Items from an interface collection

···

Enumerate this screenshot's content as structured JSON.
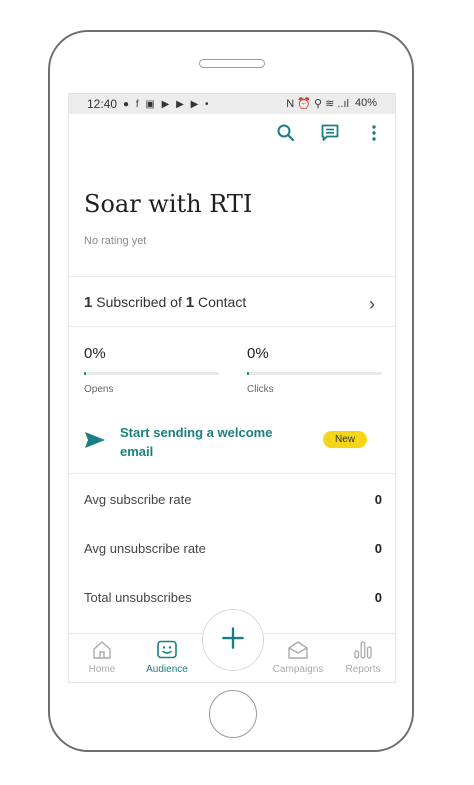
{
  "statusbar": {
    "time": "12:40",
    "left_icons": "● f ▣ ▶ ▶ ▶ •",
    "right_icons": "N ⏰ ⚲ ≋ ..ıl",
    "battery": "40%"
  },
  "audience": {
    "title": "Soar with RTI",
    "rating": "No rating yet",
    "subscribed_count": "1",
    "subscribed_label": "Subscribed of",
    "contact_count": "1",
    "contact_label": "Contact",
    "chevron": "›"
  },
  "stats": {
    "opens": {
      "value": "0%",
      "label": "Opens",
      "fraction": 0.0
    },
    "clicks": {
      "value": "0%",
      "label": "Clicks",
      "fraction": 0.0
    }
  },
  "cta": {
    "text": "Start sending a welcome email",
    "badge": "New"
  },
  "metrics": [
    {
      "label": "Avg subscribe rate",
      "value": "0"
    },
    {
      "label": "Avg unsubscribe rate",
      "value": "0"
    },
    {
      "label": "Total unsubscribes",
      "value": "0"
    }
  ],
  "nav": {
    "home": "Home",
    "audience": "Audience",
    "campaigns": "Campaigns",
    "reports": "Reports",
    "fab_icon": "plus-icon"
  },
  "colors": {
    "accent": "#1a7f82",
    "badge": "#f5d616",
    "progress": "#1f9a6c"
  }
}
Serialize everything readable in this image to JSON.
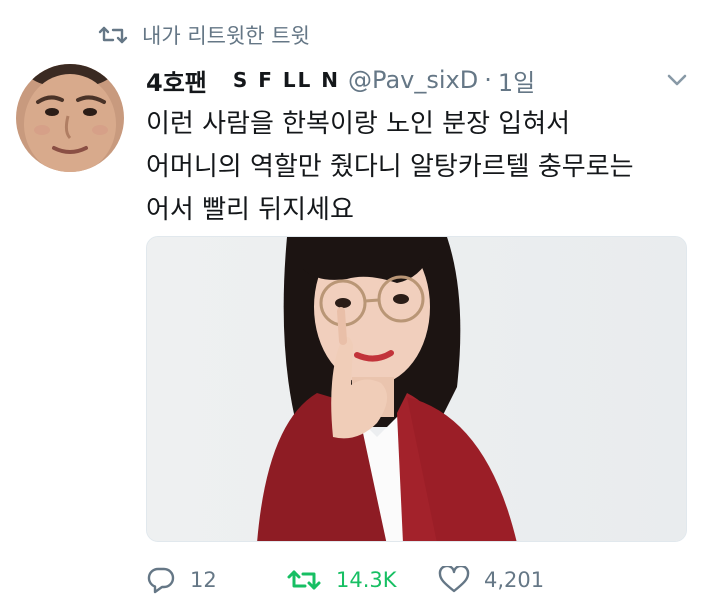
{
  "retweet_context": {
    "text": "내가 리트윗한 트윗",
    "icon": "retweet-icon"
  },
  "tweet": {
    "display_name": "4호팬",
    "name_decoration": "S F LL N",
    "handle": "@Pav_sixD",
    "separator": "·",
    "time": "1일",
    "text_lines": [
      "이런 사람을 한복이랑 노인 분장 입혀서",
      "어머니의 역할만 줬다니 알탕카르텔 충무로는",
      "어서 빨리 뒤지세요"
    ]
  },
  "actions": {
    "reply_count": "12",
    "retweet_count": "14.3K",
    "like_count": "4,201"
  },
  "colors": {
    "text": "#14171a",
    "secondary": "#657786",
    "retweet_active": "#17bf63"
  }
}
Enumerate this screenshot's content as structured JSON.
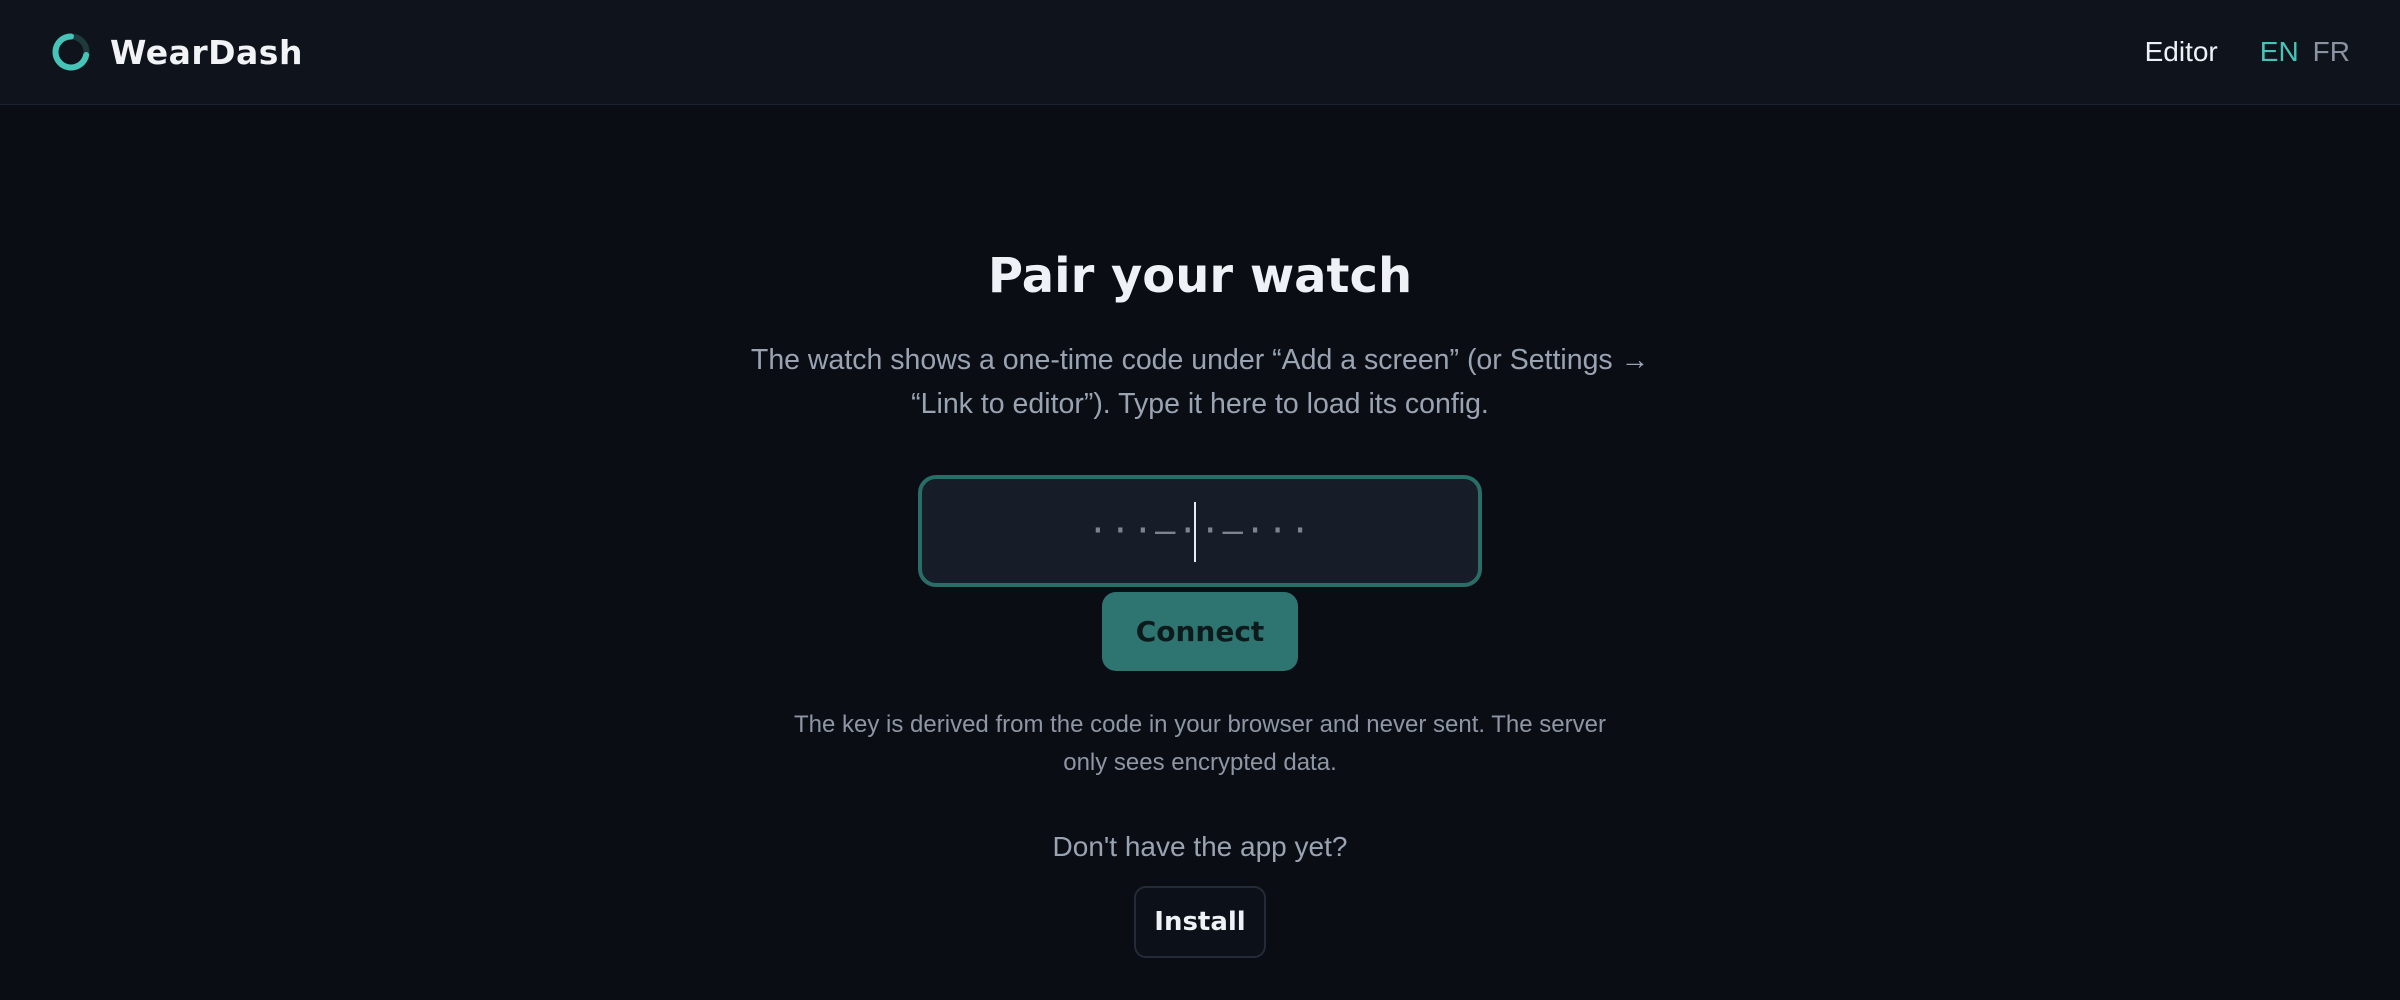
{
  "header": {
    "brand_name": "WearDash",
    "logo_icon": "ring-logo-icon",
    "nav": {
      "editor_label": "Editor",
      "languages": [
        {
          "code": "EN",
          "active": true
        },
        {
          "code": "FR",
          "active": false
        }
      ]
    }
  },
  "pairing": {
    "title": "Pair your watch",
    "subtitle": "The watch shows a one-time code under “Add a screen” (or Settings → “Link to editor”). Type it here to load its config.",
    "code_input": {
      "value": "",
      "placeholder": "···–··–···"
    },
    "connect_label": "Connect",
    "security_note": "The key is derived from the code in your browser and never sent. The server only sees encrypted data.",
    "app_question": "Don't have the app yet?",
    "install_label": "Install"
  },
  "colors": {
    "background": "#0a0e14",
    "header_background": "#0e131c",
    "accent": "#45c4b7",
    "input_border": "#2a6d66",
    "connect_button": "#2e7470"
  }
}
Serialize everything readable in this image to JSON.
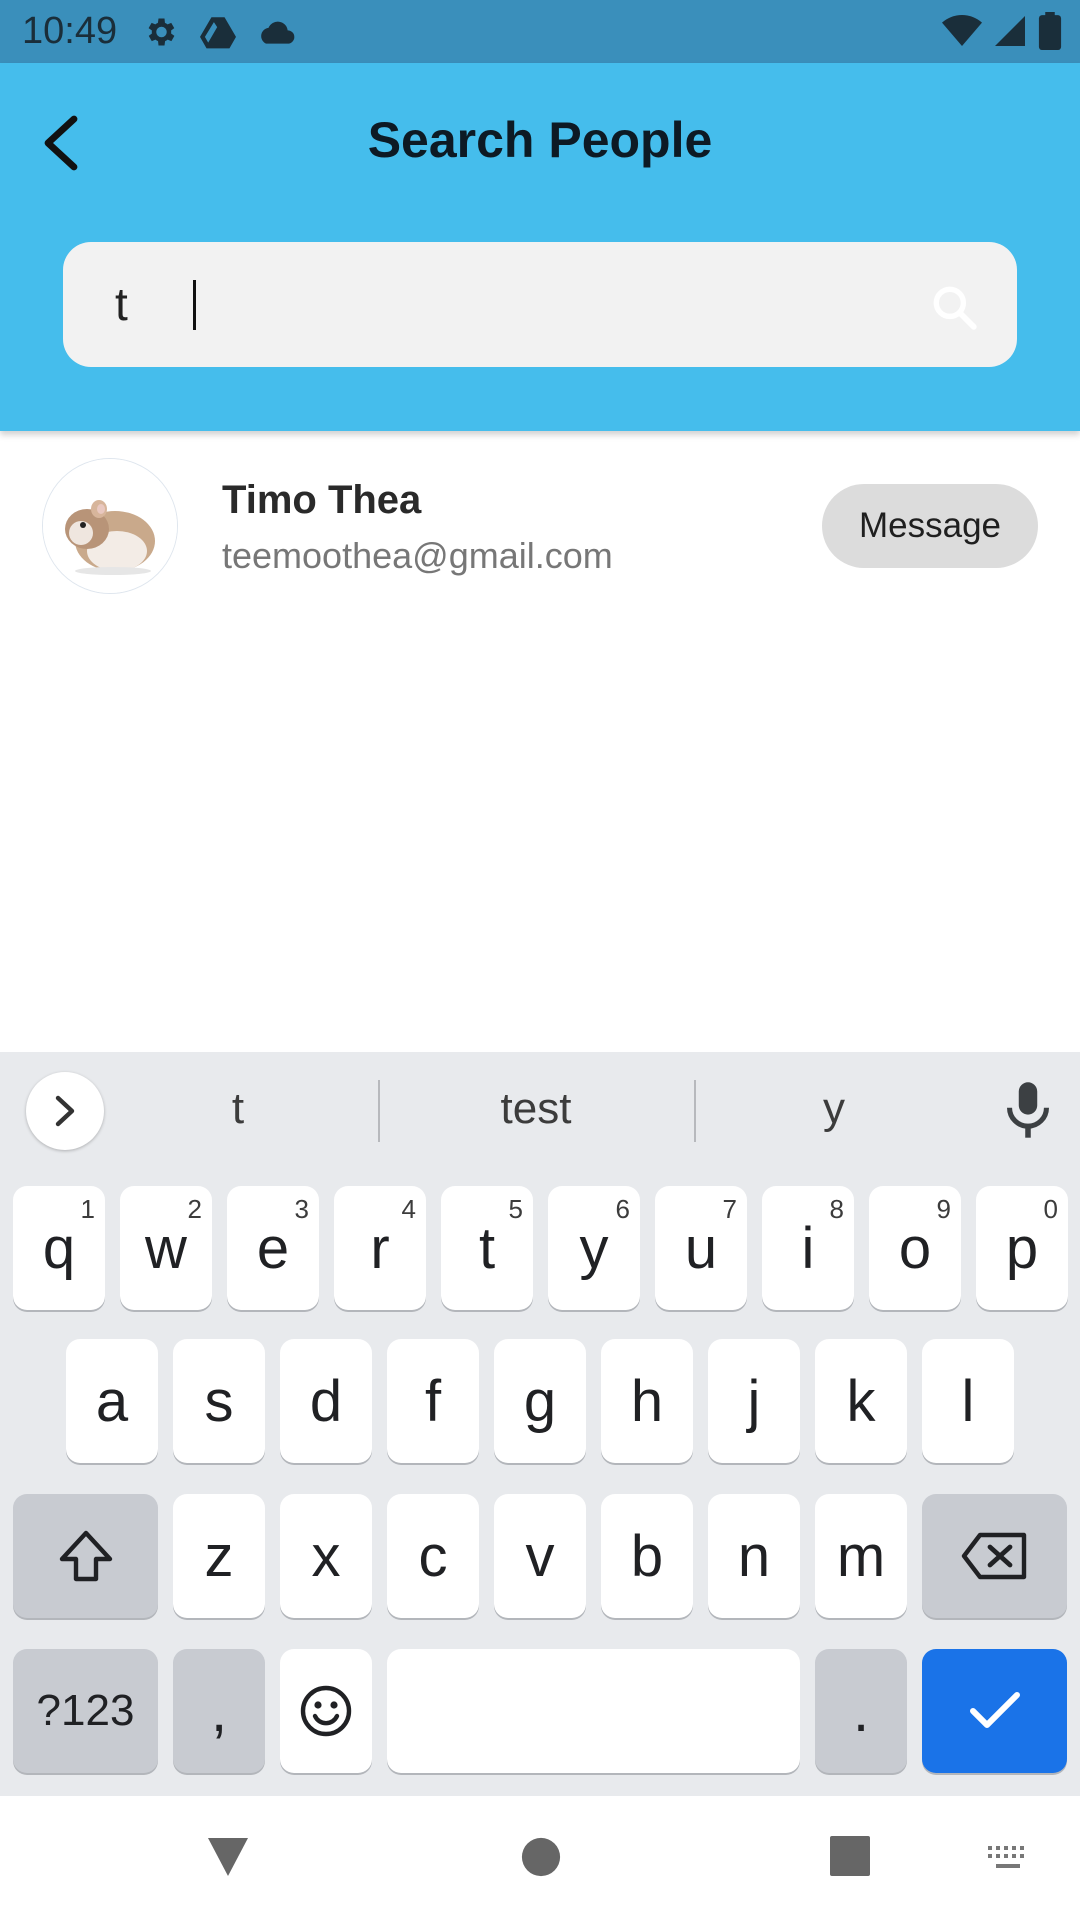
{
  "status_bar": {
    "time": "10:49"
  },
  "app_bar": {
    "title": "Search People"
  },
  "search": {
    "value": "t"
  },
  "results": [
    {
      "name": "Timo Thea",
      "email": "teemoothea@gmail.com",
      "action_label": "Message"
    }
  ],
  "keyboard": {
    "suggestions": [
      "t",
      "test",
      "y"
    ],
    "row1": [
      {
        "k": "q",
        "h": "1"
      },
      {
        "k": "w",
        "h": "2"
      },
      {
        "k": "e",
        "h": "3"
      },
      {
        "k": "r",
        "h": "4"
      },
      {
        "k": "t",
        "h": "5"
      },
      {
        "k": "y",
        "h": "6"
      },
      {
        "k": "u",
        "h": "7"
      },
      {
        "k": "i",
        "h": "8"
      },
      {
        "k": "o",
        "h": "9"
      },
      {
        "k": "p",
        "h": "0"
      }
    ],
    "row2": [
      "a",
      "s",
      "d",
      "f",
      "g",
      "h",
      "j",
      "k",
      "l"
    ],
    "row3": [
      "z",
      "x",
      "c",
      "v",
      "b",
      "n",
      "m"
    ],
    "symbols_label": "?123",
    "comma_label": ",",
    "period_label": "."
  },
  "colors": {
    "app_bar": "#45bdec",
    "status_bar": "#3a8fbb",
    "action_key": "#1a73e8"
  }
}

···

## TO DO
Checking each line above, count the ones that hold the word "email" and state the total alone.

## ANSWER TO THIS EXERCISE
2